Courtesy Photo

Camille Buranday poses next to a Google sign. Buranday attended Google’s Computer Science Summer Institute the summer before her senior year of high school.

For a freshman, management information systems major Camille Buranday is already ahead of the game, having spent the last few years exploring her preferred career field — technology.

“I’ve always known I wanted to be in tech — I just didn’t know if I wanted to work on the software, hardware or business side,” Buranday said. “I’ll most likely end up as an IT analyst, but, as long as I am working in the tech field, I know I’ll be happy.”

Buranday said she learned a number of valuable lessons from her high school teachers.

“The biggest thing I learned from my mentors in high school is self-advocacy,” Buranday said. “You have to go out there and create these opportunities because they won’t be handed to you.”

Just before her junior year of high school, Buranday began seeking out opportunities and applying for internships to get a head start on her goals.
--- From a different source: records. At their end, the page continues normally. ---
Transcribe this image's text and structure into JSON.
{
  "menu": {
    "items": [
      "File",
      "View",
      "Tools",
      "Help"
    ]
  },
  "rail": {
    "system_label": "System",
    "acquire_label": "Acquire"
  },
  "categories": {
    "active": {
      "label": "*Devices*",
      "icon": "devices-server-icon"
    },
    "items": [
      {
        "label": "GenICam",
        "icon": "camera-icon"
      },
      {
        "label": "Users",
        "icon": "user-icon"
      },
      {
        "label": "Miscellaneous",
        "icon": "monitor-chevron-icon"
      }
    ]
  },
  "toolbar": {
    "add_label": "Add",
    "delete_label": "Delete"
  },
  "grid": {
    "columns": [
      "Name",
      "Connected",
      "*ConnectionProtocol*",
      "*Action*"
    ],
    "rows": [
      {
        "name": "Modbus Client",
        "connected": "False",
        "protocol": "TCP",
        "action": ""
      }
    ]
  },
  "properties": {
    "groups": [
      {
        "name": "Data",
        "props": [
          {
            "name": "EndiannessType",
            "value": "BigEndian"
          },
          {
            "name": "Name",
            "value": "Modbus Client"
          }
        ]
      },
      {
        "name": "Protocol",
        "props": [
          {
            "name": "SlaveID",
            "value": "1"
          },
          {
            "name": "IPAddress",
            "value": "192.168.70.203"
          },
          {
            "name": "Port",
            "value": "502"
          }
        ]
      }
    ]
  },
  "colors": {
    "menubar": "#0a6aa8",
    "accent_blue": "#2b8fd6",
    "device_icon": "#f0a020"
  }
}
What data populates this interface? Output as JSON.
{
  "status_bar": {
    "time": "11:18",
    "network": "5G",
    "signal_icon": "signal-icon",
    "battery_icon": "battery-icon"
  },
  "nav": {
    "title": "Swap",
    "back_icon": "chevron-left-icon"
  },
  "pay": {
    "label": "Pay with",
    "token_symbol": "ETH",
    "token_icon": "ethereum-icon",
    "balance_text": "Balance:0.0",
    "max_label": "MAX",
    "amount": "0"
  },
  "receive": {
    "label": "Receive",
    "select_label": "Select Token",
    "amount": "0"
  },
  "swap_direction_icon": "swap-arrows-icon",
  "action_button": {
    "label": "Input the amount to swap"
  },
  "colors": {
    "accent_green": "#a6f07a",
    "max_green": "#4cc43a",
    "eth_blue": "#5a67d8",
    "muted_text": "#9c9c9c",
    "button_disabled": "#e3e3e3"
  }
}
Taking initiative paid off.

For three weeks during the summer before her senior year of high school, Buranday attended Google’s Computer Science Summer Institute, where she learned about various coding languages and heard professionals speak about key aspects of jobs within the technology field.

The summer before that, she had the opportunity to study abroad at Pembroke College in Oxford, England.

“The application was extremely tedious,” Buranday said. “Several essays, a few short answers, numerous reference letters and typical things like transcript, resume, etc. The program actually only offered me a half scholarship, but I kept pushing them to reconsider my application. I honestly thought they got annoyed at me, but they finally got back to me with a full scholarship offer.”

Upon receiving the full scholarship, Buranday spent her the summer before her junior year as a student in Oxford. Attending classes during the day and exploring the city during her downtime, she was able to get a sense of what collegiate life would entail prior to enrolling for her first semester at Wichita State.

“It was honestly a lot like college,” Buranday said. “A typical day would be class for a few hours in the morning, lunch, and then you were free to explore the city on your own, do homework, or participate in pre-planned activities. We also had field trips, talent shows, and a homecoming-type dance on Fridays.”

The entire program even took a day trip to London.

Even though she said her experience at Google is what really pushed her to pursue a degree in management information systems, Buranday said the effort and dedication that the Oxford application required, taught her a lot about how to take steps towards achieving her goals.

“My Oxford trip taught me that self-advocacy can get you to places you never thought you’d end up — literally,” Buranday said. “Being proactive and constantly putting myself out there were definitely my keys to success.”